Portugal’s decision to seek a ‘Bail out’ was inevitable. It almost
certainly, signals a terminable fracturing of the Eurozone. The
contagion will now spread to Spain – and it will not stop there.
Sovereign debt defaults are now well nigh inevitable. The Irish poet
W.B. Yeat’s put it best ‘things fall apart, the centre cannot hold’.

The weakness of the peripheral economies reflects the very different
structure of their economies compared with that of Germany. It also
has to be said that each of the peripheral economies, including
Ireland, is suffering from its own distinctive self-created wounds.
Even so, the continued insistence by German and French Federalists on
imposing the Stability and Growth Pact targets, has proved wholly
counter-productive. It has not assisted the peripheral countries in
recovering. In their attempts to impose a wholly misconceived
discipline on the Eurozone countries. Euro Federalists have pushed
Ireland and now Portugal into a vicious deflationary cycle with
chronically weak banks undermining the status of their governments in
the sovereign debt market.

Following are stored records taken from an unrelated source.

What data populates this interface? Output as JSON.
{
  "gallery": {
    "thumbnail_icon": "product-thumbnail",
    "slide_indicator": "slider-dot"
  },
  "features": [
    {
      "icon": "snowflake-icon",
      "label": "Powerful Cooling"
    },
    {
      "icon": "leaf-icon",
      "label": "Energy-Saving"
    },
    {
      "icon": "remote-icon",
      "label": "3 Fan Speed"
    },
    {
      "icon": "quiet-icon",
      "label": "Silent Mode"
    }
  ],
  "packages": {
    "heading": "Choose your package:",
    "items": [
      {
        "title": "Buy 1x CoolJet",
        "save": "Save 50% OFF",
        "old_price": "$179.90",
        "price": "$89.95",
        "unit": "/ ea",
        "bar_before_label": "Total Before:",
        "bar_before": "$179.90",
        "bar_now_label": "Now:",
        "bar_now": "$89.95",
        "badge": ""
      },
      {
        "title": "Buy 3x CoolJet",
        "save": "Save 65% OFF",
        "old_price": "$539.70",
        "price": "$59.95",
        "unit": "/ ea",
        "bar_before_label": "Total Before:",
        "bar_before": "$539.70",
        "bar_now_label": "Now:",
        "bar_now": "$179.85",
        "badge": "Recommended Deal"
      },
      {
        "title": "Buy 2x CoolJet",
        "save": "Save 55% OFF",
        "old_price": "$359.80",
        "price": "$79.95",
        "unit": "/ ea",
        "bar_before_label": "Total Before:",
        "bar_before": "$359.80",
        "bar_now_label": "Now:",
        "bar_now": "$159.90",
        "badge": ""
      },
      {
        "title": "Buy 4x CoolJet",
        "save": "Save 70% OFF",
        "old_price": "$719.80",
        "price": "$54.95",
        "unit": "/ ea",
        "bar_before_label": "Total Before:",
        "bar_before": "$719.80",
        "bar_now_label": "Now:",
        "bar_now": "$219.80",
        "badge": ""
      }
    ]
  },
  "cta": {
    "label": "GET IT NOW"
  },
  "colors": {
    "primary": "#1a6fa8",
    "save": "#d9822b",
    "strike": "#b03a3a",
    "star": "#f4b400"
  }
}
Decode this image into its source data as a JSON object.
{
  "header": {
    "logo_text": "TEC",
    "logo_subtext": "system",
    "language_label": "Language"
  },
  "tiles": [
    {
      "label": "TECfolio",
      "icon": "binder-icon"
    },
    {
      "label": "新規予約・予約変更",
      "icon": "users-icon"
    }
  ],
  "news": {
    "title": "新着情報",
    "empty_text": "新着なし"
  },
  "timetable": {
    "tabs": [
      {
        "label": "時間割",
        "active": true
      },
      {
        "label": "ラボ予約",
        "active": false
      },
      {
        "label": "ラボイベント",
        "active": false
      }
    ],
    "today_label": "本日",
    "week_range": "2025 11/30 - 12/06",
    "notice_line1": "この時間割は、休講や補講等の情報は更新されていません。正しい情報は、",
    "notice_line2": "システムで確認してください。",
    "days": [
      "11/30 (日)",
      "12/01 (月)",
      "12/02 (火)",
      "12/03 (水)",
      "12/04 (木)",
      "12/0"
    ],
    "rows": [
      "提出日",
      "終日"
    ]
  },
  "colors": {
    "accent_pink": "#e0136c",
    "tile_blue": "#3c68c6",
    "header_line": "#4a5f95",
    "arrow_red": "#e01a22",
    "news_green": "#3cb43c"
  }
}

It was always the case that recovery, followed by closer convergence
across the Eurozone’s disparate membership, would take not years, but
more like decades. Germany and the ECB were not prepared to compromise
on the Stability and Growth Pact. Is there really anyone who still
believes that Portugal or Ireland can achieve the convergence criteria
of a 3% current deficit and a 60% debt GDP ratio by 2014/2015?
Particularly under the crushing burden of increased debt servicing
costs and with ECB rates set to rise.

For the peripheral economies, the initial issue is less about Bailouts
than about planning for orderly sovereign defaults. It is about the
leadership necessary to reconstruct their economies, based not on a
malign EU orthodoxy, but rather on their own latent strengths and on
the willingness of their people and institutions to engage in
transformation change and trust-building.

Ireland must now contemplate an enforced exit from the Eurozone with
all of the enormous disruption that this would entail. Ireland has
never been less than fully committed to the building of a values-based
Europe, characterised by solidarity and subsidiarity, as well as
mutual respect.  This vision – and the singular achievements of recent
decades – has been eclipsed by the ad hoc, reactive and prescriptive
approach to mitigating the strains of the global financial crisis
across the Eurozone. For all Ireland, and Portugal’s mistakes, it is
the Eurozone’s leadership that lost the plot and which the primary
cause of the escalating collapse of Europe’s peripheral economies.

If the still-unfolding crisis has taught us anything, it is the need
to plan proactively, for the ‘unthinkable’. This now means the
break-up of the Eurozone under the twin pressures of punitive bail-out
arrangements and the inevitable sovereign defaults. It is also worth
recalling the oldest monetary union in Europe – which latest some 200
years – was the pre-ERM link between Ireland and the UK.

1 comment:

  1. Stimulating piece. When I think of how the 'unthinkable' happened to the Soviet Union and how the 'unthinkable' occurred with the democratisation of Eastern Europe policy makers should be better prepared to acknowledge the lessons of history.